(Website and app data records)
--- START ---

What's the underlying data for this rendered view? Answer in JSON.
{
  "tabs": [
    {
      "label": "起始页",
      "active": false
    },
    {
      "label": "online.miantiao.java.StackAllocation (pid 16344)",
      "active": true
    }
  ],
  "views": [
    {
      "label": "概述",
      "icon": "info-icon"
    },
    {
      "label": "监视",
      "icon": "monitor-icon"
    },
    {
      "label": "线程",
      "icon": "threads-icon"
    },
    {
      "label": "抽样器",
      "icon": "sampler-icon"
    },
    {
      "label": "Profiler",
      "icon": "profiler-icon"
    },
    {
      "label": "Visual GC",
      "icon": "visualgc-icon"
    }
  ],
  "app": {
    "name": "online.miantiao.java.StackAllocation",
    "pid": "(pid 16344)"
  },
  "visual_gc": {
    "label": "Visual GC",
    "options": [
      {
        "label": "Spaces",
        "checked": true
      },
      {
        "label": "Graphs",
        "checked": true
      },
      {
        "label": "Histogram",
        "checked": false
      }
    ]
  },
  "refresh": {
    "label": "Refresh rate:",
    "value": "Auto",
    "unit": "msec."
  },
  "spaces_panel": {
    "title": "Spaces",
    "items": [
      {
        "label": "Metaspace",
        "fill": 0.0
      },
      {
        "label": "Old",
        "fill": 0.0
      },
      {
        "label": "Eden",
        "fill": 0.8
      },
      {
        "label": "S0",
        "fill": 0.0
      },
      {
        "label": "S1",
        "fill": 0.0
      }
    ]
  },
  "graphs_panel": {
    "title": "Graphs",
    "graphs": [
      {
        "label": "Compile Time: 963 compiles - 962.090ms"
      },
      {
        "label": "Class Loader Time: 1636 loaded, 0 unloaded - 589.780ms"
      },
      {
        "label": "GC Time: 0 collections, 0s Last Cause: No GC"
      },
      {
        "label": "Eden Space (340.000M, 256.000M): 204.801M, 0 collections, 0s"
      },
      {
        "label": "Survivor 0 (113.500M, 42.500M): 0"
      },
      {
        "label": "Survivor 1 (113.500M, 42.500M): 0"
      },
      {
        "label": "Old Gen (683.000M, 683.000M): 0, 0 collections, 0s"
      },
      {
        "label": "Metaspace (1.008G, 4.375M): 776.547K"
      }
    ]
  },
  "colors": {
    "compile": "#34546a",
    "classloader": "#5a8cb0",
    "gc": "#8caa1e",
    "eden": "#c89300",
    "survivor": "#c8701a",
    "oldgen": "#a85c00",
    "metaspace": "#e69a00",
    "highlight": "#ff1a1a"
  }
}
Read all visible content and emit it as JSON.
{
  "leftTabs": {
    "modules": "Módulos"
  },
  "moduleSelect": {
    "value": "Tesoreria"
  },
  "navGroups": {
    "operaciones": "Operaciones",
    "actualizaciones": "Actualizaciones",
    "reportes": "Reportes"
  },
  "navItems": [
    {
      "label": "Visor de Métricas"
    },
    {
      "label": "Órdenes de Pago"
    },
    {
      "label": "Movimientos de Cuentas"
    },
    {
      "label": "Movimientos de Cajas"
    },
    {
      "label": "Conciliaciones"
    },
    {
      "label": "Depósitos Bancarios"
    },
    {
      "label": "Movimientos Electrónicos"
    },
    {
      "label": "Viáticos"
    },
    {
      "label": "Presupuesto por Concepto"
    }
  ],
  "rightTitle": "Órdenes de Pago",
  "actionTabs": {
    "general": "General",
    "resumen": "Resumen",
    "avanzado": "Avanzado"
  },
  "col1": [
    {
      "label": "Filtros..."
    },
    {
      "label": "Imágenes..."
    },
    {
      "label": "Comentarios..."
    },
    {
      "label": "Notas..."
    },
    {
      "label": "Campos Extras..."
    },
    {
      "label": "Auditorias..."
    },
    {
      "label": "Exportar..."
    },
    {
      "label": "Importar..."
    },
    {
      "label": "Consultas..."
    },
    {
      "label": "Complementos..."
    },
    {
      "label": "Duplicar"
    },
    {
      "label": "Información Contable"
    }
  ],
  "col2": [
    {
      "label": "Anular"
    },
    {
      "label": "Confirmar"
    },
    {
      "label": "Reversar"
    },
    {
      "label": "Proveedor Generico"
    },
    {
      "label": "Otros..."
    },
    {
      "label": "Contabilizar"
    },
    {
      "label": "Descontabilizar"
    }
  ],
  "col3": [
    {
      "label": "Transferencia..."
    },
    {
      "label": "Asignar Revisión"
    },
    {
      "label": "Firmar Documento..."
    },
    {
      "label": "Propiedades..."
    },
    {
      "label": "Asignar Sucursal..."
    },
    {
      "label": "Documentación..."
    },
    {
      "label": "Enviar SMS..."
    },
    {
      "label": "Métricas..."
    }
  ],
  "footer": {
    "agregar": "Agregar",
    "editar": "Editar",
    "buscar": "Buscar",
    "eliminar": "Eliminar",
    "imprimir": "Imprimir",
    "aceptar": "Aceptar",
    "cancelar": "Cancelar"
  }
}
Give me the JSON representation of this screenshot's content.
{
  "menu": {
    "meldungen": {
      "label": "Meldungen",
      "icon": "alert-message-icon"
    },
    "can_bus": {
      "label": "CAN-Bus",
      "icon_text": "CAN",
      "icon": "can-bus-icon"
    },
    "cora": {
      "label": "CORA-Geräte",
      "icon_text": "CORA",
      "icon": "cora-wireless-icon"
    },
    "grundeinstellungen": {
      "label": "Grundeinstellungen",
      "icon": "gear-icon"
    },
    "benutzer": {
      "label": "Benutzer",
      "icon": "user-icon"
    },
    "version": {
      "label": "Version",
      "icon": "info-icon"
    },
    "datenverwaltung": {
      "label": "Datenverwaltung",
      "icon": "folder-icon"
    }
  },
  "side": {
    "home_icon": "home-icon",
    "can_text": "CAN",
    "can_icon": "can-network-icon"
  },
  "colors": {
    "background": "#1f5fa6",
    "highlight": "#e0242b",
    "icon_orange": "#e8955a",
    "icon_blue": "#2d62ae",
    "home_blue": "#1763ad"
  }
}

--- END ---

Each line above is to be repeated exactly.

What's the underlying data for this rendered view? Answer in JSON.
{
  "tabs": [
    {
      "label": "起始页",
      "active": false
    },
    {
      "label": "online.miantiao.java.StackAllocation (pid 16344)",
      "active": true
    }
  ],
  "views": [
    {
      "label": "概述",
      "icon": "info-icon"
    },
    {
      "label": "监视",
      "icon": "monitor-icon"
    },
    {
      "label": "线程",
      "icon": "threads-icon"
    },
    {
      "label": "抽样器",
      "icon": "sampler-icon"
    },
    {
      "label": "Profiler",
      "icon": "profiler-icon"
    },
    {
      "label": "Visual GC",
      "icon": "visualgc-icon"
    }
  ],
  "app": {
    "name": "online.miantiao.java.StackAllocation",
    "pid": "(pid 16344)"
  },
  "visual_gc": {
    "label": "Visual GC",
    "options": [
      {
        "label": "Spaces",
        "checked": true
      },
      {
        "label": "Graphs",
        "checked": true
      },
      {
        "label": "Histogram",
        "checked": false
      }
    ]
  },
  "refresh": {
    "label": "Refresh rate:",
    "value": "Auto",
    "unit": "msec."
  },
  "spaces_panel": {
    "title": "Spaces",
    "items": [
      {
        "label": "Metaspace",
        "fill": 0.0
      },
      {
        "label": "Old",
        "fill": 0.0
      },
      {
        "label": "Eden",
        "fill": 0.8
      },
      {
        "label": "S0",
        "fill": 0.0
      },
      {
        "label": "S1",
        "fill": 0.0
      }
    ]
  },
  "graphs_panel": {
    "title": "Graphs",
    "graphs": [
      {
        "label": "Compile Time: 963 compiles - 962.090ms"
      },
      {
        "label": "Class Loader Time: 1636 loaded, 0 unloaded - 589.780ms"
      },
      {
        "label": "GC Time: 0 collections, 0s Last Cause: No GC"
      },
      {
        "label": "Eden Space (340.000M, 256.000M): 204.801M, 0 collections, 0s"
      },
      {
        "label": "Survivor 0 (113.500M, 42.500M): 0"
      },
      {
        "label": "Survivor 1 (113.500M, 42.500M): 0"
      },
      {
        "label": "Old Gen (683.000M, 683.000M): 0, 0 collections, 0s"
      },
      {
        "label": "Metaspace (1.008G, 4.375M): 776.547K"
      }
    ]
  },
  "colors": {
    "compile": "#34546a",
    "classloader": "#5a8cb0",
    "gc": "#8caa1e",
    "eden": "#c89300",
    "survivor": "#c8701a",
    "oldgen": "#a85c00",
    "metaspace": "#e69a00",
    "highlight": "#ff1a1a"
  }
}
Read all visible content and emit it as JSON.
{
  "leftTabs": {
    "modules": "Módulos"
  },
  "moduleSelect": {
    "value": "Tesoreria"
  },
  "navGroups": {
    "operaciones": "Operaciones",
    "actualizaciones": "Actualizaciones",
    "reportes": "Reportes"
  },
  "navItems": [
    {
      "label": "Visor de Métricas"
    },
    {
      "label": "Órdenes de Pago"
    },
    {
      "label": "Movimientos de Cuentas"
    },
    {
      "label": "Movimientos de Cajas"
    },
    {
      "label": "Conciliaciones"
    },
    {
      "label": "Depósitos Bancarios"
    },
    {
      "label": "Movimientos Electrónicos"
    },
    {
      "label": "Viáticos"
    },
    {
      "label": "Presupuesto por Concepto"
    }
  ],
  "rightTitle": "Órdenes de Pago",
  "actionTabs": {
    "general": "General",
    "resumen": "Resumen",
    "avanzado": "Avanzado"
  },
  "col1": [
    {
      "label": "Filtros..."
    },
    {
      "label": "Imágenes..."
    },
    {
      "label": "Comentarios..."
    },
    {
      "label": "Notas..."
    },
    {
      "label": "Campos Extras..."
    },
    {
      "label": "Auditorias..."
    },
    {
      "label": "Exportar..."
    },
    {
      "label": "Importar..."
    },
    {
      "label": "Consultas..."
    },
    {
      "label": "Complementos..."
    },
    {
      "label": "Duplicar"
    },
    {
      "label": "Información Contable"
    }
  ],
  "col2": [
    {
      "label": "Anular"
    },
    {
      "label": "Confirmar"
    },
    {
      "label": "Reversar"
    },
    {
      "label": "Proveedor Generico"
    },
    {
      "label": "Otros..."
    },
    {
      "label": "Contabilizar"
    },
    {
      "label": "Descontabilizar"
    }
  ],
  "col3": [
    {
      "label": "Transferencia..."
    },
    {
      "label": "Asignar Revisión"
    },
    {
      "label": "Firmar Documento..."
    },
    {
      "label": "Propiedades..."
    },
    {
      "label": "Asignar Sucursal..."
    },
    {
      "label": "Documentación..."
    },
    {
      "label": "Enviar SMS..."
    },
    {
      "label": "Métricas..."
    }
  ],
  "footer": {
    "agregar": "Agregar",
    "editar": "Editar",
    "buscar": "Buscar",
    "eliminar": "Eliminar",
    "imprimir": "Imprimir",
    "aceptar": "Aceptar",
    "cancelar": "Cancelar"
  }
}
Give me the JSON representation of this screenshot's content.
{
  "menu": {
    "meldungen": {
      "label": "Meldungen",
      "icon": "alert-message-icon"
    },
    "can_bus": {
      "label": "CAN-Bus",
      "icon_text": "CAN",
      "icon": "can-bus-icon"
    },
    "cora": {
      "label": "CORA-Geräte",
      "icon_text": "CORA",
      "icon": "cora-wireless-icon"
    },
    "grundeinstellungen": {
      "label": "Grundeinstellungen",
      "icon": "gear-icon"
    },
    "benutzer": {
      "label": "Benutzer",
      "icon": "user-icon"
    },
    "version": {
      "label": "Version",
      "icon": "info-icon"
    },
    "datenverwaltung": {
      "label": "Datenverwaltung",
      "icon": "folder-icon"
    }
  },
  "side": {
    "home_icon": "home-icon",
    "can_text": "CAN",
    "can_icon": "can-network-icon"
  },
  "colors": {
    "background": "#1f5fa6",
    "highlight": "#e0242b",
    "icon_orange": "#e8955a",
    "icon_blue": "#2d62ae",
    "home_blue": "#1763ad"
  }
}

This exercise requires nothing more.